- The intent of the item is to identify the patient’s ABILITY, not necessarily actual performance. "Willingness" and "adherence" are not the focus of these items. These items address the patient's ability to safely perform toilet transferring, given the current physical and mental/emotional/cognitive status, activities permitted, and environment. The patient must be viewed from a holistic perspective in assessing ability to perform ADLs. Ability can be temporarily or permanently limited by:
- physical impairments (for example, limited range of motion, impaired balance)
- emotional/cognitive/behavioral impairments (for example, memory deficits, impaired judgment, fear)
- sensory impairments (for example, impaired vision or pain)
- environmental barriers (for example, stairs, narrow doorways, location of toilet or bedside commode).
- Excludes personal hygiene and management of clothing when toileting.
- The patient’s ability may change as the patient’s condition improves or declines, as medical restrictions are imposed or lifted, or as the environment is modified. The clinician must consider what the patient is able to do on the day of the assessment. If ability varies over time, enter the response describing the patient’s ability more than 50% of the time period under consideration.
- The toilet transferring scale presents the most optimal level first, then proceeds to less optimal toileting methods. Read each response carefully to determine which one best describes what the patient is able to do.
- If the patient can get to and from the toilet during the day independently, but uses the commode at night for convenience, enter Response 0.
- If the patient requires standby assistance to get to and from the toilet safely or requires verbal cueing/reminders, enter Response 1.
- If the patient needs assistance getting to/from the toilet or with toileting transfer or both, then Response 1 is the best option.
- If the patient can independently get to the toilet, but requires assistance to get on and off the toilet, enter Response 1.
- A patient who is unable to get to/from the toilet or bedside commode, but is able to place and remove a bedpan/urinal independently, enter Response 3. This is the best response whether or not a patient requires assistance to empty the bedpan/urinal.
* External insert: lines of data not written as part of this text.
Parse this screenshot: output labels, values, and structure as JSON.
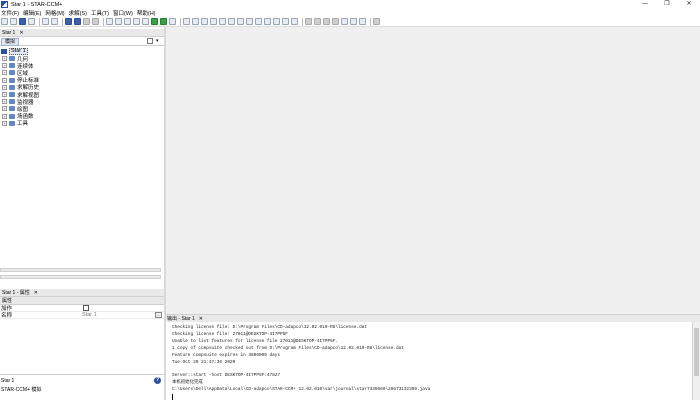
{
  "window": {
    "title": "Star 1 - STAR-CCM+",
    "controls": [
      "—",
      "❐",
      "✕"
    ]
  },
  "menu": [
    "文件(F)",
    "编辑(E)",
    "网格(M)",
    "求解(S)",
    "工具(T)",
    "窗口(W)",
    "帮助(H)"
  ],
  "sim_panel": {
    "header": "Star 1",
    "close": "✕",
    "tab": "模拟",
    "tree_root": "Star 1",
    "tree_items": [
      "几何",
      "连续体",
      "区域",
      "停止标准",
      "求解历史",
      "求解视图",
      "监视器",
      "绘图",
      "场函数",
      "工具"
    ]
  },
  "properties_panel": {
    "header": "Star 1 - 属性",
    "close": "✕",
    "section": "属性",
    "rows": [
      {
        "name": "加作",
        "value": ""
      },
      {
        "name": "名称",
        "value": "Star 1"
      }
    ]
  },
  "help_box": {
    "title": "Star 1",
    "subtitle": "STAR-CCM+ 模拟",
    "icon": "?"
  },
  "output": {
    "header": "输出 - Star 1",
    "close": "✕",
    "lines": [
      "Checking license file: D:\\Program Files\\CD-adapco\\12.02.010-R8\\license.dat",
      "Checking license file: 27011@DESKTOP-4I7PP5F",
      "Unable to list features for license file 27011@DESKTOP-4I7PP5F.",
      "1 copy of ccmpsuite checked out from D:\\Program Files\\CD-adapco\\12.02.010-R8\\license.dat",
      "Feature ccmpsuite expires in 3800000 days",
      "Tue Oct 20 21:47:36 2020",
      "",
      "Server::start -host DESKTOP-4I7PP5F:47827",
      "本机初始化完成",
      "C:\\Users\\Dell\\AppData\\Local\\CD-adapco\\STAR-CCM+ 12.02.010\\var\\journal\\star7339669\\28673132399.java"
    ]
  }
}
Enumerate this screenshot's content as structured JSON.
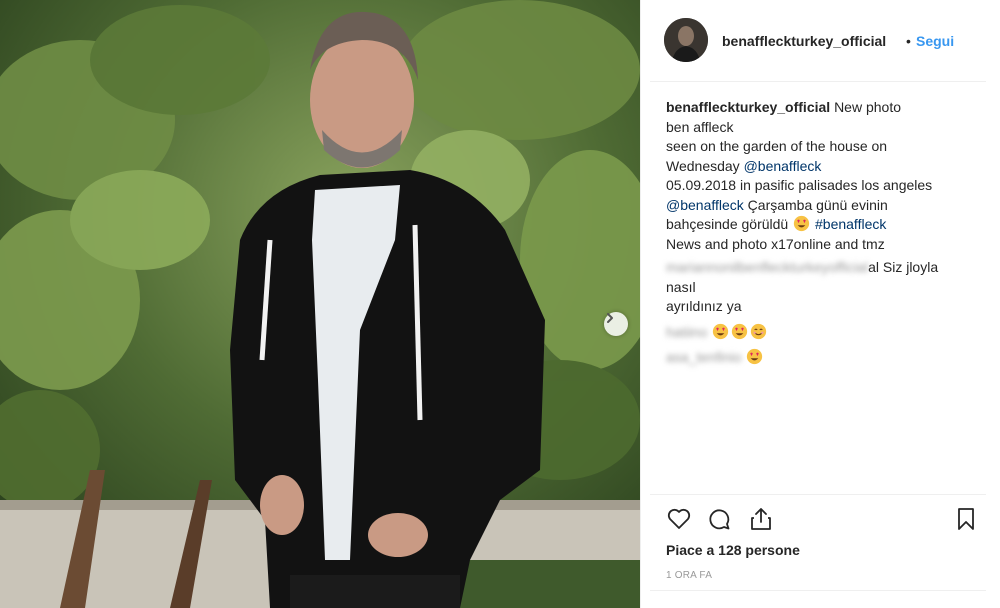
{
  "post": {
    "username": "benaffleckturkey_official",
    "separator": "•",
    "follow_label": "Segui",
    "caption_lines": [
      "New photo",
      "ben affleck",
      "seen on the garden of the house on",
      "Wednesday",
      "05.09.2018 in pasific palisades los angeles",
      "Çarşamba günü evinin",
      "bahçesinde görüldü",
      "News and photo x17online and tmz"
    ],
    "mentions": {
      "benaffleck_1": "@benaffleck",
      "benaffleck_2": "@benaffleck",
      "hashtag": "#benaffleck"
    },
    "likes_text": "Piace a 128 persone",
    "time_text": "1 ORA FA"
  },
  "comments": [
    {
      "user": "mariannonilbenfleckturkeyofficial",
      "text_a": "al Siz jloyla nasıl",
      "text_b": "ayrıldınız ya"
    },
    {
      "user": "hatiino",
      "emojis": [
        "heart-eyes-emoji",
        "heart-eyes-emoji",
        "smiling-emoji"
      ]
    },
    {
      "user": "asa_tenfinio",
      "emojis": [
        "heart-eyes-emoji"
      ]
    }
  ],
  "icons": {
    "like": "heart-outline-icon",
    "comment": "speech-bubble-icon",
    "share": "share-upload-icon",
    "save": "bookmark-icon",
    "carousel": "chevron-right-icon"
  },
  "colors": {
    "link_blue": "#3897f0",
    "mention": "#003569",
    "text": "#262626",
    "muted": "#999999",
    "divider": "#efefef"
  }
}
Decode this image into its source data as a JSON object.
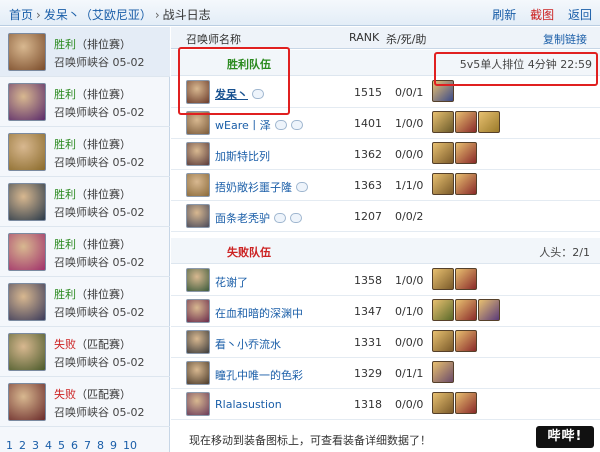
{
  "breadcrumb": {
    "home": "首页",
    "player": "发呆丶（艾欧尼亚）",
    "current": "战斗日志"
  },
  "toolbar": {
    "refresh": "刷新",
    "screenshot": "截图",
    "back": "返回"
  },
  "sidebar": {
    "matches": [
      {
        "result": "胜利",
        "mode": "（排位赛）",
        "map": "召唤师峡谷",
        "date": "05-02",
        "outcome": "win",
        "avatar_color": "#7a4b2a",
        "selected": true
      },
      {
        "result": "胜利",
        "mode": "（排位赛）",
        "map": "召唤师峡谷",
        "date": "05-02",
        "outcome": "win",
        "avatar_color": "#5a2a6a",
        "selected": false
      },
      {
        "result": "胜利",
        "mode": "（排位赛）",
        "map": "召唤师峡谷",
        "date": "05-02",
        "outcome": "win",
        "avatar_color": "#8a6a2a",
        "selected": false
      },
      {
        "result": "胜利",
        "mode": "（排位赛）",
        "map": "召唤师峡谷",
        "date": "05-02",
        "outcome": "win",
        "avatar_color": "#2a3a4a",
        "selected": false
      },
      {
        "result": "胜利",
        "mode": "（排位赛）",
        "map": "召唤师峡谷",
        "date": "05-02",
        "outcome": "win",
        "avatar_color": "#a0306a",
        "selected": false
      },
      {
        "result": "胜利",
        "mode": "（排位赛）",
        "map": "召唤师峡谷",
        "date": "05-02",
        "outcome": "win",
        "avatar_color": "#3a3a5a",
        "selected": false
      },
      {
        "result": "失败",
        "mode": "（匹配赛）",
        "map": "召唤师峡谷",
        "date": "05-02",
        "outcome": "lose",
        "avatar_color": "#4a5a2a",
        "selected": false
      },
      {
        "result": "失败",
        "mode": "（匹配赛）",
        "map": "召唤师峡谷",
        "date": "05-02",
        "outcome": "lose",
        "avatar_color": "#6a2a2a",
        "selected": false
      }
    ],
    "pages": [
      "1",
      "2",
      "3",
      "4",
      "5",
      "6",
      "7",
      "8",
      "9",
      "10"
    ]
  },
  "table": {
    "col_name": "召唤师名称",
    "col_rank": "RANK",
    "col_kda": "杀/死/助",
    "copy_link": "复制链接"
  },
  "winning_team": {
    "label": "胜利队伍",
    "game_info": "5v5单人排位 4分钟 22:59",
    "players": [
      {
        "name": "发呆丶",
        "rank": "1515",
        "kda": "0/0/1",
        "is_me": true,
        "icons": [
          "hand-icon"
        ],
        "champ_color": "#6a3a2a",
        "items": [
          "#3a4a8a"
        ]
      },
      {
        "name": "wEare丨泽",
        "rank": "1401",
        "kda": "1/0/0",
        "is_me": false,
        "icons": [
          "hand-icon",
          "cloud-icon"
        ],
        "champ_color": "#7a5a3a",
        "items": [
          "#6a5a2a",
          "#8a2a2a",
          "#9a7a2a"
        ]
      },
      {
        "name": "加斯特比列",
        "rank": "1362",
        "kda": "0/0/0",
        "is_me": false,
        "icons": [],
        "champ_color": "#5a3a3a",
        "items": [
          "#7a5a2a",
          "#8a2a2a"
        ]
      },
      {
        "name": "捂奶敞衫噩子隆",
        "rank": "1363",
        "kda": "1/1/0",
        "is_me": false,
        "icons": [
          "hand-icon"
        ],
        "champ_color": "#8a6a3a",
        "items": [
          "#7a5a2a",
          "#8a2a2a"
        ]
      },
      {
        "name": "面条老秃驴",
        "rank": "1207",
        "kda": "0/0/2",
        "is_me": false,
        "icons": [
          "shield-icon",
          "hand-icon"
        ],
        "champ_color": "#4a4a5a",
        "items": []
      }
    ]
  },
  "losing_team": {
    "label": "失败队伍",
    "heads": "人头：2/1",
    "players": [
      {
        "name": "花谢了",
        "rank": "1358",
        "kda": "1/0/0",
        "champ_color": "#3a5a3a",
        "items": [
          "#7a5a2a",
          "#8a2a2a"
        ]
      },
      {
        "name": "在血和暗的深渊中",
        "rank": "1347",
        "kda": "0/1/0",
        "champ_color": "#6a2a4a",
        "items": [
          "#5a6a2a",
          "#8a2a2a",
          "#5a3a7a"
        ]
      },
      {
        "name": "看丶小乔流水",
        "rank": "1331",
        "kda": "0/0/0",
        "champ_color": "#3a3a3a",
        "items": [
          "#7a5a2a",
          "#8a2a2a"
        ]
      },
      {
        "name": "瞳孔中唯一的色彩",
        "rank": "1329",
        "kda": "0/1/1",
        "champ_color": "#4a3a2a",
        "items": [
          "#6a4a6a"
        ]
      },
      {
        "name": "Rlalasustion",
        "rank": "1318",
        "kda": "0/0/0",
        "champ_color": "#6a3a5a",
        "items": [
          "#7a5a2a",
          "#8a2a2a"
        ]
      }
    ]
  },
  "footnote": "现在移动到装备图标上，可查看装备详细数据了！",
  "watermark": "哔哔!"
}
- In the absence of a toilet in the home, the assessing clinician would need to determine if the patient is able to use a bedside commode (Response 2), or if unable to use a bedside commode, if he is able to use a bedpan/urinal independently (Response 3). If the patient is not able to use the bedside commode or bedpan/urinal as defined in the responses, or if such equipment is not present in the home to allow assessment, then Response 4 – totally dependent in toileting would be appropriate.